What’s Wrong: I refuse to call what O’Neal does “acting.” It’s close. He’s trying to mimic the words and feelings of human animals, but as it turns out, being good at acting takes time and practice, which he doesn’t have. Hell, he didn’t even practice basketball, and he was actually good at that. So, instead, you have what I’m going to dub “Shaqting.” While O’Neal is the prime perpetrator of this, you can see other Shaqtors of note with Brett Favre in There’s Something About Mary, whenever Condoleeza Rice was on 30 Rock, and, of course, everything Channing Tatum has been in.
Flash of Competence: The soundtrack instantly throws in a waka-chika, marking this as a blaxploitation superhero movie, and you know what? That’s actually a pretty good idea. Blaxploitation heroes are already pretty pulpy, so it makes a certain amount of sense to add superpowers. Granted, the logical choice is Marvel’s Luke Cage (who basically already is Super Shaft), but if you’re working in the DC stable, Steel is probably the next best thing. Richard Roundtree was brought on to do the handoff, blessing the transfer from 1970s street-level badasses to 1990s cheesy superheroics. He’s great too, but I don’t think Roundtree has it in him to be bad.
Best Scenes: Whenever Shaq gets to act — well, Shaqt — you’re in for a good time. When Burke sabotages the initial test in the beginning (because he’s eeeeeeeeeevil… and kinda dumb), and the wall collapses on Sparky, we get a great “nooooooooo!” moment from Shaq. It’s more of a “SPARKYYYYYYY!” Some prime Shaqting there.
Then when he picks her up from the Veterans’ Hospital. The idea is that she’s feeling sorry for herself because she’s paralyzed from the waist down now. Still, the entire scene is a handicapped woman repeatedly saying “No,” while a (much) larger man ignores her protests, picks her up, and carries her bodily out of the hospital while everyone claps. Now, to be fair, in a normal movie these two would be love interests, but this was 1997 so the idea of a black guy romancing a white woman was still out burning crosses.
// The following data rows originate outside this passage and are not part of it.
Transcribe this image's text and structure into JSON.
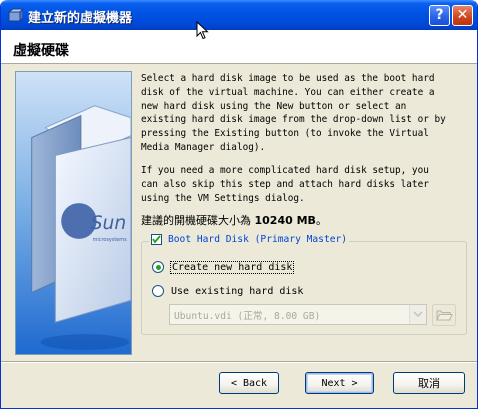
{
  "window": {
    "title": "建立新的虛擬機器",
    "help_label": "?",
    "close_label": "✕"
  },
  "page": {
    "header": "虛擬硬碟",
    "description_1": "Select a hard disk image to be used as the boot hard\ndisk of the virtual machine. You can either create a\nnew hard disk using the New button or select an\nexisting hard disk image from the drop-down list or by\npressing the Existing button (to invoke the Virtual\nMedia Manager dialog).",
    "description_2": "If you need a more complicated hard disk setup, you\ncan also skip this step and attach hard disks later\nusing the VM Settings dialog.",
    "recommended_prefix": "建議的開機硬碟大小為",
    "recommended_value": "10240 MB",
    "recommended_suffix": "。"
  },
  "boot_disk": {
    "label": "Boot Hard Disk (Primary Master)",
    "checked": true,
    "create_new_label": "Create new hard disk",
    "use_existing_label": "Use existing hard disk",
    "selected_option": "create_new",
    "existing_combo_value": "Ubuntu.vdi (正常, 8.00 GB)"
  },
  "buttons": {
    "back": "< Back",
    "next": "Next >",
    "cancel": "取消"
  },
  "image": {
    "brand_text": "Sun",
    "brand_subtext": "microsystems"
  },
  "icons": {
    "title_icon": "virtualbox-icon",
    "folder": "open-folder-icon"
  },
  "colors": {
    "titlebar": "#0055e5",
    "dialog_bg": "#ece9d8",
    "link_blue": "#0046d5",
    "radio_dot": "#21a121"
  }
}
Transcendent Moment: Free throws. Christ, the fucking free throws.
This will probably mystify modern audiences who never saw Shaq play, but he was bad at free throws. He was known for it. There were entire strategies based around making him shoot them.
So, because this movie desperately wants to avoid the timeless quality that afflicts your better superhero movies, they introduce a running gag of Steel missing free throws. Yeah, they actually come up with three excuses to have him shoot a free throw. It’s riveting. The final one of these is when Burke drops a grenade into a room where Steel is with Martin, and Steel has to throw the grenade back out through a small hole in the roof. And yes, this means that Steel’s entire character arc revolves around something the actor could not do.
Here’s the thing though. This grenade has the longest fuse in the history of explosives. Steel has time to think about it, pick it up, protest he can’t do it, then accept coaching from his little brother on proper shooting form. This thing took so long, I could have used a flashback partway through to remind me it was a live grenade. Maybe we could have seen what the grenade was like before it got to the island and met the Others. Or why the grenade got sent to prison and how its past informs its romance with Piper.
So about 45 minutes later, Shaq free throws the grenade away, and it explodes. And I’m left with a deep, empty feeling. I got attached to that grenade.
It’s hard to imagine a time before the superhero dominance of the box office. With flicks like Steel, it’s even harder to imagine it happening.